_GOAL OF THE EXERCISE_: Copy out each line of the listing that has the word "Requires" in it.

[PROVIDED DATA — start]

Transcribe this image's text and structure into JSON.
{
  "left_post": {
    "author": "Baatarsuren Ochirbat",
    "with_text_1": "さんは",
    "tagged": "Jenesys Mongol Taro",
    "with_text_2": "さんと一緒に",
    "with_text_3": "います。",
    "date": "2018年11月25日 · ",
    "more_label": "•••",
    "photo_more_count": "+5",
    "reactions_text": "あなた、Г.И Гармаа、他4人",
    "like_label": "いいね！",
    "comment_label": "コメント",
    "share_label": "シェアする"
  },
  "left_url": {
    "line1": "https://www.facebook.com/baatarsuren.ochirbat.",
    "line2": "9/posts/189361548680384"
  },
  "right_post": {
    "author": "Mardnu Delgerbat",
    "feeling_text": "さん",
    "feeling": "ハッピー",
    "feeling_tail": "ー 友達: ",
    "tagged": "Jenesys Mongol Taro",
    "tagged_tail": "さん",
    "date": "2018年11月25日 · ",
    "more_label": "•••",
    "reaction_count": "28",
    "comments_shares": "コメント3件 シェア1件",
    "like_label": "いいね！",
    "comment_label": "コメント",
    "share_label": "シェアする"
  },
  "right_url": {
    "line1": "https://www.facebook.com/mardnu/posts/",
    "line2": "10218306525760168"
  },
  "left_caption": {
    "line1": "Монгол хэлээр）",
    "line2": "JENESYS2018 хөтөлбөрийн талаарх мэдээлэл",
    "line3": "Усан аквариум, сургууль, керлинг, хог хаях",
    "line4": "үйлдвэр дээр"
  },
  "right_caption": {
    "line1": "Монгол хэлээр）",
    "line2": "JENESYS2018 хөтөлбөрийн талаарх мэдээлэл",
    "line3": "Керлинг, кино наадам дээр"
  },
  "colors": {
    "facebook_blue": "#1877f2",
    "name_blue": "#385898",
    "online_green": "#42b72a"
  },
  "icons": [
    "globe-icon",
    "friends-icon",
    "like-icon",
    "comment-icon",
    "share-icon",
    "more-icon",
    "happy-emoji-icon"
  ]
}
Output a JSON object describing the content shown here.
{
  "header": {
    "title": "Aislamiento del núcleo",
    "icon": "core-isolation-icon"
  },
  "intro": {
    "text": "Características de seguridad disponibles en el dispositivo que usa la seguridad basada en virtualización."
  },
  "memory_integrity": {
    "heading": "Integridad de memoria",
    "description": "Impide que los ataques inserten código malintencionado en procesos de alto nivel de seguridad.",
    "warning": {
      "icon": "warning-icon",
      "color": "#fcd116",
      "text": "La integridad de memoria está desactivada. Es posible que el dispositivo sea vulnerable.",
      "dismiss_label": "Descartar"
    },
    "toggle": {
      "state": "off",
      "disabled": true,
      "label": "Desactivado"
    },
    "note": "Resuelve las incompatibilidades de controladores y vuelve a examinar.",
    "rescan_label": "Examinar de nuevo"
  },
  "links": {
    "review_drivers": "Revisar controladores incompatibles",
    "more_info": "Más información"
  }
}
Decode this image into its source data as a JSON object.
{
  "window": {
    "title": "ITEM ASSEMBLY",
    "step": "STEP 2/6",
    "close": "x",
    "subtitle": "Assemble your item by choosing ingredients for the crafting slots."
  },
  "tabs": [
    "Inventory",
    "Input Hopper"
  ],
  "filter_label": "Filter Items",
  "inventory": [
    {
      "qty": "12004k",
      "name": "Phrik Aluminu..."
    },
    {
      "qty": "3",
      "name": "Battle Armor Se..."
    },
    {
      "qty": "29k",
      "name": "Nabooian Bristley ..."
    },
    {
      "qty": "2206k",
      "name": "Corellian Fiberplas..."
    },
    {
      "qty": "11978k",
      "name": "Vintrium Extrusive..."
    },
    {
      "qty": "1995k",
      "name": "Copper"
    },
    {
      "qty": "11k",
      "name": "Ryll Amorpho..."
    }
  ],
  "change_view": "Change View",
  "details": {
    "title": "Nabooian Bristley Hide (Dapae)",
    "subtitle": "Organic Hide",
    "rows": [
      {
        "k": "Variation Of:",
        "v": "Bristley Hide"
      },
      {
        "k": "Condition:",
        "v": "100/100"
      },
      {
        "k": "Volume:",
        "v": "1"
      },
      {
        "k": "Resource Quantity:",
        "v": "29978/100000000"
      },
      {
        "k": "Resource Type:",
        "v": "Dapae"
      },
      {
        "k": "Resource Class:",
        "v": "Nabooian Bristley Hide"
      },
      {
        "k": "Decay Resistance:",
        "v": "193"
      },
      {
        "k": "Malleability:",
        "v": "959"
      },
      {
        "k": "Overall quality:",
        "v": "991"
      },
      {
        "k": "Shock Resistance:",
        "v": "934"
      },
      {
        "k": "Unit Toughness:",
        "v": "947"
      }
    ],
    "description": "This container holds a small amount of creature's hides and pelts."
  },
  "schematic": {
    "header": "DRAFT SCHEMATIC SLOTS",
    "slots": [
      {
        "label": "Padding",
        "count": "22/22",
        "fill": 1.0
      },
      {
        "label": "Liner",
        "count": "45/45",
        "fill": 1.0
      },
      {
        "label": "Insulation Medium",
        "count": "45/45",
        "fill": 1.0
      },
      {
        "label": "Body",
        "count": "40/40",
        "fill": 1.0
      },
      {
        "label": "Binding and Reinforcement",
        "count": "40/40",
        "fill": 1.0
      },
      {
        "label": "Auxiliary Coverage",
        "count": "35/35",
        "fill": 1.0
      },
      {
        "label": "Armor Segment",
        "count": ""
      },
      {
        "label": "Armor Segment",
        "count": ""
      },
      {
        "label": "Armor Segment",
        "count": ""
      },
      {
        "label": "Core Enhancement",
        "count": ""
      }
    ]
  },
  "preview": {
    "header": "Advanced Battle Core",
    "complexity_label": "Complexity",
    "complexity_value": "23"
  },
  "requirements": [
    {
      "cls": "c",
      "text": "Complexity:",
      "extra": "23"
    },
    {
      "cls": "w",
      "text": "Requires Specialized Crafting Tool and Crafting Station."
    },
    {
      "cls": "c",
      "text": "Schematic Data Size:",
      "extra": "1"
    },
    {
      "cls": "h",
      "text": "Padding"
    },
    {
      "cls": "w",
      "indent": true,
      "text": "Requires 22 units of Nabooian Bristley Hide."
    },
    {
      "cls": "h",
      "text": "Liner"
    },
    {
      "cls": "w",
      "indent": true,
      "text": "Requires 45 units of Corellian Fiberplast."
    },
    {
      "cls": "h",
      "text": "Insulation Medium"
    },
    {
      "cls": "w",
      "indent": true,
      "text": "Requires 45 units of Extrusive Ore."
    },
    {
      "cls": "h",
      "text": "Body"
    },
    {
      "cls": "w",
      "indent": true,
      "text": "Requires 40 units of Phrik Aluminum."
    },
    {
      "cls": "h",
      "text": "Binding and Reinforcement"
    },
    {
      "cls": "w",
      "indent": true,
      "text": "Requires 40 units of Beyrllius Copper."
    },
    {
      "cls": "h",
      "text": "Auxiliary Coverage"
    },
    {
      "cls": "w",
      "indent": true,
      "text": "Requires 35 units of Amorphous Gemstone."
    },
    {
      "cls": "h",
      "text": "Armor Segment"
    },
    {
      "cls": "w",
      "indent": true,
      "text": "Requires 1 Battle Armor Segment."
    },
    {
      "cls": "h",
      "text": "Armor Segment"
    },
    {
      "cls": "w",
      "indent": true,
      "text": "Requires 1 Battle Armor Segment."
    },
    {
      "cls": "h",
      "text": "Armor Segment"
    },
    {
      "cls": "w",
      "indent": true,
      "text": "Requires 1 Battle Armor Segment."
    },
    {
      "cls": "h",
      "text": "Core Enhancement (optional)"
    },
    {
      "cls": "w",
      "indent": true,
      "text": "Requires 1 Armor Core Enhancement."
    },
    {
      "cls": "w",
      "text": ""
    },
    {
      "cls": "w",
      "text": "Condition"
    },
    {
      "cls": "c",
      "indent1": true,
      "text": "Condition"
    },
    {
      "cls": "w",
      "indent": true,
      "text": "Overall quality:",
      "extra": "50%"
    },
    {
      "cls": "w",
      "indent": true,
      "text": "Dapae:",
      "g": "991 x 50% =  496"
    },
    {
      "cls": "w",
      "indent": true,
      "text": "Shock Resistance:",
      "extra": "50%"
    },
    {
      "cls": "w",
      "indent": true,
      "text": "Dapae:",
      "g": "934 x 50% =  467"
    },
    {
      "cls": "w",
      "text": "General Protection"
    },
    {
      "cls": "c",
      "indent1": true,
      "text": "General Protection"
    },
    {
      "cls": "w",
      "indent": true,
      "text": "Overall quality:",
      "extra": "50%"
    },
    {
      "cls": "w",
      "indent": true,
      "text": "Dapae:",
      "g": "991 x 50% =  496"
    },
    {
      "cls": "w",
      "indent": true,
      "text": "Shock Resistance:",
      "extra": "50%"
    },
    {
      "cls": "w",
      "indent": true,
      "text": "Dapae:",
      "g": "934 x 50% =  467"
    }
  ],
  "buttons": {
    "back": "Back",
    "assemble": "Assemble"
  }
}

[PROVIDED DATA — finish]

_EXERCISE OUTPUT_:
      "text": "Requires Specialized Crafting Tool and Crafting Station."
      "text": "Requires 22 units of Nabooian Bristley Hide."
      "text": "Requires 45 units of Corellian Fiberplast."
      "text": "Requires 45 units of Extrusive Ore."
      "text": "Requires 40 units of Phrik Aluminum."
      "text": "Requires 40 units of Beyrllius Copper."
      "text": "Requires 35 units of Amorphous Gemstone."
      "text": "Requires 1 Battle Armor Segment."
      "text": "Requires 1 Battle Armor Segment."
      "text": "Requires 1 Battle Armor Segment."
      "text": "Requires 1 Armor Core Enhancement."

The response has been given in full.